BEGIN Excerpted records

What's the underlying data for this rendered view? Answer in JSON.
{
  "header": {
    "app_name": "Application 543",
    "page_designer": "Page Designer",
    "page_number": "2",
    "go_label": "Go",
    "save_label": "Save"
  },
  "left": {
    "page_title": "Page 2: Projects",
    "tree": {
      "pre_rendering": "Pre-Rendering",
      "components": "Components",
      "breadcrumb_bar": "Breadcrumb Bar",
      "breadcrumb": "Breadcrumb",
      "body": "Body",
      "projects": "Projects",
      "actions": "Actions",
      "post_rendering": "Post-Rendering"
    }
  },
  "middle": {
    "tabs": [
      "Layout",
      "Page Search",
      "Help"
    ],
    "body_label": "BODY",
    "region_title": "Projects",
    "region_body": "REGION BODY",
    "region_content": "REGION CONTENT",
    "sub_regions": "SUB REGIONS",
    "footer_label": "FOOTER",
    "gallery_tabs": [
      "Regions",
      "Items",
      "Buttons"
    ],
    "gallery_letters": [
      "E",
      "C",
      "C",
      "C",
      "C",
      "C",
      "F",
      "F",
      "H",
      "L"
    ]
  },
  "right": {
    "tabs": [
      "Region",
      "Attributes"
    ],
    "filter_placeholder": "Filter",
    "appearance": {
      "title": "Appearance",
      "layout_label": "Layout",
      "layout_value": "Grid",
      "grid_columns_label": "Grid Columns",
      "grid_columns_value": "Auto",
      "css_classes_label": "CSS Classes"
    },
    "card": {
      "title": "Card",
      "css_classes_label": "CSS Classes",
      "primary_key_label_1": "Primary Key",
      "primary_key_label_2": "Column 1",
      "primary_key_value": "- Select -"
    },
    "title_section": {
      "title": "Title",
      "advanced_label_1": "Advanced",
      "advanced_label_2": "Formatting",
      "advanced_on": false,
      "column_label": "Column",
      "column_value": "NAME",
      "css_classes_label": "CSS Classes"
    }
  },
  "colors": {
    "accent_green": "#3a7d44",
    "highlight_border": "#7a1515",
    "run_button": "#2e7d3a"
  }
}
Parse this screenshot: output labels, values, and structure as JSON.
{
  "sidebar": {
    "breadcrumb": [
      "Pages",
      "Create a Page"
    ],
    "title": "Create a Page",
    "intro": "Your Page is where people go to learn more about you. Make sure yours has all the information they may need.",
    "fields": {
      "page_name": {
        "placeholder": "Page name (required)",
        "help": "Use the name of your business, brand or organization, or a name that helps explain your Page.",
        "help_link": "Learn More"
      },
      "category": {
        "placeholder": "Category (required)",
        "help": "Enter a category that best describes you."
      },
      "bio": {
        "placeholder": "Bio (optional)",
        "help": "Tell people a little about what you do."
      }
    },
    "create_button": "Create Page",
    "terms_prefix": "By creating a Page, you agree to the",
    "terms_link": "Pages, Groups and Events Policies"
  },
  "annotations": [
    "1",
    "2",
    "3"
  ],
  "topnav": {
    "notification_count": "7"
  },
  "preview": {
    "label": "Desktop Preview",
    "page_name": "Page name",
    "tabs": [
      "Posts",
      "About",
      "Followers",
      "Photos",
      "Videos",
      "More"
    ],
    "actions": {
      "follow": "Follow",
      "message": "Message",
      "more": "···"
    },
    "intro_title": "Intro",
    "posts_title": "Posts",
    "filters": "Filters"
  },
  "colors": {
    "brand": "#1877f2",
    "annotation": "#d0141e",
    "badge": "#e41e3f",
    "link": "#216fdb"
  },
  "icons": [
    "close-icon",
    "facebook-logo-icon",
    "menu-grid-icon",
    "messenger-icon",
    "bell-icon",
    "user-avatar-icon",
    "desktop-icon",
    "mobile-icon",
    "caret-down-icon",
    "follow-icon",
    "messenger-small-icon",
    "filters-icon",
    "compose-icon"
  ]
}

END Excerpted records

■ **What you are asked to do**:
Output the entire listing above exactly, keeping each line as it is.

■ **Output of the exercise**:
What's the underlying data for this rendered view? Answer in JSON.
{
  "header": {
    "app_name": "Application 543",
    "page_designer": "Page Designer",
    "page_number": "2",
    "go_label": "Go",
    "save_label": "Save"
  },
  "left": {
    "page_title": "Page 2: Projects",
    "tree": {
      "pre_rendering": "Pre-Rendering",
      "components": "Components",
      "breadcrumb_bar": "Breadcrumb Bar",
      "breadcrumb": "Breadcrumb",
      "body": "Body",
      "projects": "Projects",
      "actions": "Actions",
      "post_rendering": "Post-Rendering"
    }
  },
  "middle": {
    "tabs": [
      "Layout",
      "Page Search",
      "Help"
    ],
    "body_label": "BODY",
    "region_title": "Projects",
    "region_body": "REGION BODY",
    "region_content": "REGION CONTENT",
    "sub_regions": "SUB REGIONS",
    "footer_label": "FOOTER",
    "gallery_tabs": [
      "Regions",
      "Items",
      "Buttons"
    ],
    "gallery_letters": [
      "E",
      "C",
      "C",
      "C",
      "C",
      "C",
      "F",
      "F",
      "H",
      "L"
    ]
  },
  "right": {
    "tabs": [
      "Region",
      "Attributes"
    ],
    "filter_placeholder": "Filter",
    "appearance": {
      "title": "Appearance",
      "layout_label": "Layout",
      "layout_value": "Grid",
      "grid_columns_label": "Grid Columns",
      "grid_columns_value": "Auto",
      "css_classes_label": "CSS Classes"
    },
    "card": {
      "title": "Card",
      "css_classes_label": "CSS Classes",
      "primary_key_label_1": "Primary Key",
      "primary_key_label_2": "Column 1",
      "primary_key_value": "- Select -"
    },
    "title_section": {
      "title": "Title",
      "advanced_label_1": "Advanced",
      "advanced_label_2": "Formatting",
      "advanced_on": false,
      "column_label": "Column",
      "column_value": "NAME",
      "css_classes_label": "CSS Classes"
    }
  },
  "colors": {
    "accent_green": "#3a7d44",
    "highlight_border": "#7a1515",
    "run_button": "#2e7d3a"
  }
}
Parse this screenshot: output labels, values, and structure as JSON.
{
  "sidebar": {
    "breadcrumb": [
      "Pages",
      "Create a Page"
    ],
    "title": "Create a Page",
    "intro": "Your Page is where people go to learn more about you. Make sure yours has all the information they may need.",
    "fields": {
      "page_name": {
        "placeholder": "Page name (required)",
        "help": "Use the name of your business, brand or organization, or a name that helps explain your Page.",
        "help_link": "Learn More"
      },
      "category": {
        "placeholder": "Category (required)",
        "help": "Enter a category that best describes you."
      },
      "bio": {
        "placeholder": "Bio (optional)",
        "help": "Tell people a little about what you do."
      }
    },
    "create_button": "Create Page",
    "terms_prefix": "By creating a Page, you agree to the",
    "terms_link": "Pages, Groups and Events Policies"
  },
  "annotations": [
    "1",
    "2",
    "3"
  ],
  "topnav": {
    "notification_count": "7"
  },
  "preview": {
    "label": "Desktop Preview",
    "page_name": "Page name",
    "tabs": [
      "Posts",
      "About",
      "Followers",
      "Photos",
      "Videos",
      "More"
    ],
    "actions": {
      "follow": "Follow",
      "message": "Message",
      "more": "···"
    },
    "intro_title": "Intro",
    "posts_title": "Posts",
    "filters": "Filters"
  },
  "colors": {
    "brand": "#1877f2",
    "annotation": "#d0141e",
    "badge": "#e41e3f",
    "link": "#216fdb"
  },
  "icons": [
    "close-icon",
    "facebook-logo-icon",
    "menu-grid-icon",
    "messenger-icon",
    "bell-icon",
    "user-avatar-icon",
    "desktop-icon",
    "mobile-icon",
    "caret-down-icon",
    "follow-icon",
    "messenger-small-icon",
    "filters-icon",
    "compose-icon"
  ]
}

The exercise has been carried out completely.